WHO REALLY NEEDS A MINISTERIAL 'SCREENING'?
The biggest thing on national television this week were the live ministerial screenings. Even if you were not a politician and (even if you were) not interested, I doubt that you could have ignored or missed the three day screenings. Except of course, you are a fan of Barcelona Football Club who thinks that a 2-away goal draw is as good as a UEFA Champions League semi-final ticket. Or you are an unwavering Red Devil who's salivating at the bloody massacre of Bayern at Old Trafford, come the return match. Gunners, kwenu! Let's not go there.
I'm decidedly not doing sports (football to some people) today. Let's talk about the ministerial screenings, instead. Just to warn you, this is a Good Friday Special which means that you shouldn't take anything too seriously.
But is there any way to write about the screenings without sounding like a broken record? I mean the last time a ministerial screening was televised; it was a major story on this page, although it was written by a very angry young Nigerian man. He couldn't get over the seeming lack of seriousness in the way that screening was conducted. Many had prayed that the National Assembly would somehow be the last hope of the common man in that our elected representatives would, going with the general mood in the country, help us weed out undeserving appointees. So, what changed this time around?
It's not clear why we really like to hope against all hope. If people were expectant during the first half of this administration, even more was expected from Acting President Goodluck Jonathan, such that by the time he came round to dissolving the highly compromised cabinet, expectations that Nigeria was finally going to get 'good' ministers were at an all time high.
Then it dawned on all that the cabinet was likely going to be made from 'tired wood' although I don't agree with those who say we shouldn't have expected a miracle because Jonathan didn't get to power through some revolution or in the most transparent manner. After all, as Dr. Ngige showed in Anambra State, you can rise above any Okija shrine or electoral wuruwuru to become a hero. I'm sure millions of people thank God and Bola Tinubu for the AC primaries which left many AC governorship aspirants dissatisfied, but which thrust Fashola as governor on Lagos State.
Anyhow, with no help from the other side of Aso Villa, it left the senate in the role of the 'redeemer.' Beginning from Monday March 29, the Senate took the unprecedented step of sitting on a Monday and postponed their Easter break, just to conclude the screening of the ministerial nominees in time for speedy swearing in.
Unfortunately, I missed out on the juicy bits. I would've loved to watch the Akunyili 'Inquisition' which would make a nice Nollywood movie: The Nominee vs. The Cabal, directed by Teco Benson or Tarila Thompson. I have no need to repeat the 'You cooked for the first lady' and other gibberish. Especially because as at the time of writing this, Akunyili had been confirmed by the Senate as a ministerial nominee. And in any case, she's no pushover as she's capable of matching any roforofo, having showed that she may have been missing the adrenalin-pumping action from her former job as NAFDAC DG.

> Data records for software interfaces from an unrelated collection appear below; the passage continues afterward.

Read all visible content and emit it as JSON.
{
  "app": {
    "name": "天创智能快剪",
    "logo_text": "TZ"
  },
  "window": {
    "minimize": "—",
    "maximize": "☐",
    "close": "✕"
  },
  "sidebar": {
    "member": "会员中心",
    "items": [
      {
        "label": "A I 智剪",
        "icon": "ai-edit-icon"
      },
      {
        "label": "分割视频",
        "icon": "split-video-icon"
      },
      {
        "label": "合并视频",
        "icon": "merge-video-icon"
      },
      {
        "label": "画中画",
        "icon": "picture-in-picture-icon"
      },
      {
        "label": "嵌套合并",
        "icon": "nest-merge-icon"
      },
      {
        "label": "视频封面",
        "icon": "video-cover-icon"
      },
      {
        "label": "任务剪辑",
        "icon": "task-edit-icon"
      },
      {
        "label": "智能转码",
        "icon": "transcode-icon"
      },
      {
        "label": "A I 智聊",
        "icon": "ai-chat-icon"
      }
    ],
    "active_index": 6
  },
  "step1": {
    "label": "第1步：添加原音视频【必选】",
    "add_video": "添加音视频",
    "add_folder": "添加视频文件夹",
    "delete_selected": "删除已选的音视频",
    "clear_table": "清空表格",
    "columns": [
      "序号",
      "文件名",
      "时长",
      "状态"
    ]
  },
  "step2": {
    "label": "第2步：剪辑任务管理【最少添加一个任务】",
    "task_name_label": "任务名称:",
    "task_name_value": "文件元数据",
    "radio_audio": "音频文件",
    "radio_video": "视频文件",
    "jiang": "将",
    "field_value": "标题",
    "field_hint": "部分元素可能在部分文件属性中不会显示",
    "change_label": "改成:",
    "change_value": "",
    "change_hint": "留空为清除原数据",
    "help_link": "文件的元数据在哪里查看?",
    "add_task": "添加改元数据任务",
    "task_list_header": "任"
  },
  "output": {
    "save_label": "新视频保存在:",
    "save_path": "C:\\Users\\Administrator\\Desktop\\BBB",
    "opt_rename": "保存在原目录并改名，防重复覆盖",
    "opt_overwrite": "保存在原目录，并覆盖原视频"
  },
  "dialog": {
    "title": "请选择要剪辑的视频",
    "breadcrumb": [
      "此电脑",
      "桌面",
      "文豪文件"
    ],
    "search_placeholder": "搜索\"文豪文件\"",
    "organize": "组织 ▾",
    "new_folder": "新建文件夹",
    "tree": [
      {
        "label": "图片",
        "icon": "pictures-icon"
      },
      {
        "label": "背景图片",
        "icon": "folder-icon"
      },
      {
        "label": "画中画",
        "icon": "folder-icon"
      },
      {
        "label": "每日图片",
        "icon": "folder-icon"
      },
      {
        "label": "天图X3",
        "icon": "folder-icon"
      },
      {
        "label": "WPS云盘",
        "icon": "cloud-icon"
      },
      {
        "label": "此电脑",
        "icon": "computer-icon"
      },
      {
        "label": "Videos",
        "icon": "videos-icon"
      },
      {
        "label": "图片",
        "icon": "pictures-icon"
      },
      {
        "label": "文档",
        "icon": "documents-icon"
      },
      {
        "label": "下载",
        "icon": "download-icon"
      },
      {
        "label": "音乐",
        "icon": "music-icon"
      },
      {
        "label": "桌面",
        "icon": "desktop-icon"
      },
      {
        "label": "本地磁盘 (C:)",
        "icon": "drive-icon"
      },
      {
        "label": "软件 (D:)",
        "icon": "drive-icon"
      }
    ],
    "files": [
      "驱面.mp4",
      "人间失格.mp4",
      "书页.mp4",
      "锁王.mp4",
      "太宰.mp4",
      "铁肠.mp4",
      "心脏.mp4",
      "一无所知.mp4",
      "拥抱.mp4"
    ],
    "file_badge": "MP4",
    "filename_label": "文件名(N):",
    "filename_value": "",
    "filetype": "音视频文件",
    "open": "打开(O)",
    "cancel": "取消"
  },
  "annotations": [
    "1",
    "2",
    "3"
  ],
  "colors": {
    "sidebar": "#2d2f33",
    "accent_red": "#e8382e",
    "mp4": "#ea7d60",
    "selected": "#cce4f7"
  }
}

However, I have a few highpoints/observations even though I watched day two and three of the screenings in a hair salon which is not a bad place when you think of it. You'll get first hand reaction from fellow Nigerians, to begin with. Also, because it's not really that conducive, you may be saved from actually 'hearing' the more boring nominees.
In spite of the fact that one oversabi male patron insisted the volume had to be turned up because: 'I want to hear everything.' But thanks to PHCN which also acted as a nice moderator, light came on and off at sometimes very good interludes like when Miss Josephine Tapgun came on. An assistant director at the youth ministry, she came prepared to give a long boring lecture. Just at the right time, NEPA struck and before alternative power was restored, she had gone!
I was initially put off by the 'paddy paddy' atmosphere in the senate although I had to thank God my job didn't involve actually sitting through some of the nominees' speeches. Some of these people couldn't sell themselves! How will they then sell a ministry they've just got acquainted? And some had no idea of the real issues.
Otherwise, how could someone have said the problem in education was due to the youths' lack of interest in education? Do we have the capacity to provide adequate university education? What's happened to those who went to school against all odds only to end up with no jobs? I have a few direct relatives in this position to know. Yes, there are probably some young people who don't like reading and teachers who should be tapping palm wine in my village but in the position we are now, those are not the real issues, at least not what a minister should be tackling- right now.
Of course, there were those like Sanusi Daggash who was gungo-ho and had enough 'swagga' for the entire cabinet. He was very conscious of the fact that he was about to 'make history' simply because the same government where he was asked to leave was now inviting him back. Hmmm. He also said he 'knew 96 senators personally'… I'm sleepy as I write, so, bear with me.